What might a Linguistics Course look like? • Morphology and Syntax (Structure) • Phonetics and Phonology (Sound) • Semantics and Pragmatics (Meaning) • Language Acquisition • Sociolinguistics (Language and society) • Psycholinguistics (Language and the mind) • Historical Linguistics • Discourse (Language in use) A typical BA in Linguistics might include:
What might a Linguistics Course look like? • Modern Languages and Linguistics • English Literature and Linguistics • Computing and Linguistics • Linguistics and Education • Linguistics and Philosophy However, Linguistics is typically combined with a wide variety of other subjects. Some examples are: For more examples see UCAS www.ucas.ac.uk
What might a Linguistics Course look like? • Acoustics and Audiology • Anatomy, Biology and Physiology • Vocal tract disorders • Managing people with communication difficulties • Health Psychology • Practical Phonetics • Child language development • Research methods and statistics A typical BSc in Speech Science might include:

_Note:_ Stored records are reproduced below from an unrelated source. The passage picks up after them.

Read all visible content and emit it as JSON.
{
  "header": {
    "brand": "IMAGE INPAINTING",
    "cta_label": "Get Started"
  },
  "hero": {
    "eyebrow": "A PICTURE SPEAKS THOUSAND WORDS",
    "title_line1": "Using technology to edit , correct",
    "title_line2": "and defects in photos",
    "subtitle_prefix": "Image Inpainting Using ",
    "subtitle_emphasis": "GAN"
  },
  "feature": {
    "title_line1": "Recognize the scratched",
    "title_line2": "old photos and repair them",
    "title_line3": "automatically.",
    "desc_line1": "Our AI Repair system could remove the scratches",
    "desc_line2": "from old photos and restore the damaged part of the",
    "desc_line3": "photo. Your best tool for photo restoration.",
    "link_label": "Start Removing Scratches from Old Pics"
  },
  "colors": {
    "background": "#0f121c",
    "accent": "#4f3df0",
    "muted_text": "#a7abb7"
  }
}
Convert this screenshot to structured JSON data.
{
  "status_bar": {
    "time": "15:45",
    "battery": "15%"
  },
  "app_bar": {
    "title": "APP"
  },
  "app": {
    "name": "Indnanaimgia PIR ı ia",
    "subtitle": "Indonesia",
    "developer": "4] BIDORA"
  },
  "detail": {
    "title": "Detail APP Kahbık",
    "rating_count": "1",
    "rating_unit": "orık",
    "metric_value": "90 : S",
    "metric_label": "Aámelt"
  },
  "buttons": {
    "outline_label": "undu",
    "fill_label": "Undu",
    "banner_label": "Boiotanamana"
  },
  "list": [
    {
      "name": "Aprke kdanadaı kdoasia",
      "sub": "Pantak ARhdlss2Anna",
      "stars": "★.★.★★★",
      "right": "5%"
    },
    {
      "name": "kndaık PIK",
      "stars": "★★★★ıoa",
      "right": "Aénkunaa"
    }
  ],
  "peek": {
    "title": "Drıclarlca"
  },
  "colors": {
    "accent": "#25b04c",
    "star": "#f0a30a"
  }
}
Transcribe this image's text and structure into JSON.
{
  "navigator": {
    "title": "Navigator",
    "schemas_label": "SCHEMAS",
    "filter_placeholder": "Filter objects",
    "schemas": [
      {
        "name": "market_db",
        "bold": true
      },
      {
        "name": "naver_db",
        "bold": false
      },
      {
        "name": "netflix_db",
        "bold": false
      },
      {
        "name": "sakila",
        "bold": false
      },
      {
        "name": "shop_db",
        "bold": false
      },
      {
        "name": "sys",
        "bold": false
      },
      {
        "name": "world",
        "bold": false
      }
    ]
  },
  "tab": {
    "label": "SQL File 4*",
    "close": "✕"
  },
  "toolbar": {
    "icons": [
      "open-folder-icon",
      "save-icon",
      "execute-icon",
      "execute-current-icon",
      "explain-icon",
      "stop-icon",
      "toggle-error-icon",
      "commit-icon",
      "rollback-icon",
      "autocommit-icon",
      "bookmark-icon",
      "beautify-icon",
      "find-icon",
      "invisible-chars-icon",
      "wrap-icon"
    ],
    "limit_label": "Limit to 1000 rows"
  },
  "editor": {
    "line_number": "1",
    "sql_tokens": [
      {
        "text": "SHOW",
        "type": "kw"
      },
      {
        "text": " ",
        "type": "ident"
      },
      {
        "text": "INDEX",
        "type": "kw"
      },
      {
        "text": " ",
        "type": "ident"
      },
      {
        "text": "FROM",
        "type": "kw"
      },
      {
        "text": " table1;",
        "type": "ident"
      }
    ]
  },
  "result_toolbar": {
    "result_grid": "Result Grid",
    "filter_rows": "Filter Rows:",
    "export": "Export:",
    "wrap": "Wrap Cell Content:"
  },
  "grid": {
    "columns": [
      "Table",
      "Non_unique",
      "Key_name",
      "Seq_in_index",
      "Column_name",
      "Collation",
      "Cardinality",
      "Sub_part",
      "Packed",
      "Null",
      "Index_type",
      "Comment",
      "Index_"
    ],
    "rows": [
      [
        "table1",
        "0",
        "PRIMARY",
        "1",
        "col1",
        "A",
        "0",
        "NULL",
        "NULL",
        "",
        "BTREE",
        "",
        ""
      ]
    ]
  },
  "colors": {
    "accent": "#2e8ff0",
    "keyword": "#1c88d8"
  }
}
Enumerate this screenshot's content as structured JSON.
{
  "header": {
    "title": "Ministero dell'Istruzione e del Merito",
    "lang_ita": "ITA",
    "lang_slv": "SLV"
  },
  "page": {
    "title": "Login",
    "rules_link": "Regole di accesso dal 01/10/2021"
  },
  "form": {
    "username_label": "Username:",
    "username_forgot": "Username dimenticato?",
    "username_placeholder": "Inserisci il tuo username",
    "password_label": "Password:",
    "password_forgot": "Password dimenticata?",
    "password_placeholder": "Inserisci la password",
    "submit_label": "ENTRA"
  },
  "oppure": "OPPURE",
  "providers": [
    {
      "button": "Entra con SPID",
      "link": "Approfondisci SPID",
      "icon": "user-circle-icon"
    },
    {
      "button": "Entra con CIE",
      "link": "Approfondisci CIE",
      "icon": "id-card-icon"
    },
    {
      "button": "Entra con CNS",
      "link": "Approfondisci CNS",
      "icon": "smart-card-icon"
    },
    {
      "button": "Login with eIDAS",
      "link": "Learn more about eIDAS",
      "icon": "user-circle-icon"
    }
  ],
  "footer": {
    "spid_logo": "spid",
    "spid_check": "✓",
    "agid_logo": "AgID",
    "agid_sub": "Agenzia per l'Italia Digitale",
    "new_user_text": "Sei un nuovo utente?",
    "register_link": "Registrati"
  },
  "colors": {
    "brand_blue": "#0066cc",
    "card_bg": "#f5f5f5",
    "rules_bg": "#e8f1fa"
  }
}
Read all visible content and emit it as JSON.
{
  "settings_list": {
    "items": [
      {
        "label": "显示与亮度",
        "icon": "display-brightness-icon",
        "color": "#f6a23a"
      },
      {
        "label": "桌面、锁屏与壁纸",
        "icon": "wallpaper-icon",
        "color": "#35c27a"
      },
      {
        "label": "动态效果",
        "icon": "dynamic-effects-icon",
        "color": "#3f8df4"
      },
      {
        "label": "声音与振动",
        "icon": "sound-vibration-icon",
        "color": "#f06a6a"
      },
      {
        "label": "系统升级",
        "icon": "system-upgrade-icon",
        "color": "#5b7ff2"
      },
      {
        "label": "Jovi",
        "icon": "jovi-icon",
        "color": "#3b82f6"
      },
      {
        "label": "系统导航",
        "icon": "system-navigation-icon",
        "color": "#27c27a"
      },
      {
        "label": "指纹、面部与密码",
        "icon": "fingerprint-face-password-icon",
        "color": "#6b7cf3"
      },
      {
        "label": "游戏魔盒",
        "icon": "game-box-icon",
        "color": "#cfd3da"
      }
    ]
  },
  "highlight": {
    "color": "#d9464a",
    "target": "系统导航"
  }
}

So what to students think of Linguistics? I learnt a great amount ranging from the way we learn and develop our speech to the phonetic alphabet Some examples from first year students: The course was completely new, therefore everything was new and interesting Thanks to syntax I understand how a sentence is made Fascinating – helps understanding of different languages
So what to students think of Linguistics? greater analytical skills Some other things students say they have gained: greatly aided my understanding of English, Spanish and French, also helped my library research skills I learnt the phonetic alphabet which is quite useful in pronunciation I thought it was really interesting and helped loads with grammar
Any famous Linguists? J.R.R. Tolkein - professor of Philology Historical Linguistics & author of...? Lord of the Rings Noam Chomsky - revolutionised Linguistics but is also noted for his radical ...? Politics Jacob Grimm - philologist and co-author of ... ? Grimm's Fairy Tales Alexander Graham Bell - Linguist and inventor of …? the telephone Yes, there are a few. Have you heard of them?:
Tell me more,more, more…! More ‘Why Study Linguistics’ links: http://www.lang.ltsn.ac.uk/whylinguistics.aspx ‘ The collected works of the phantom linguist’: http://www.yourdictionary.com/library/index.html#linguist Linguistics courses: http://www.ucas.ac.uk Produced by the Subject Centre for Languages, Linguistics and Area Studies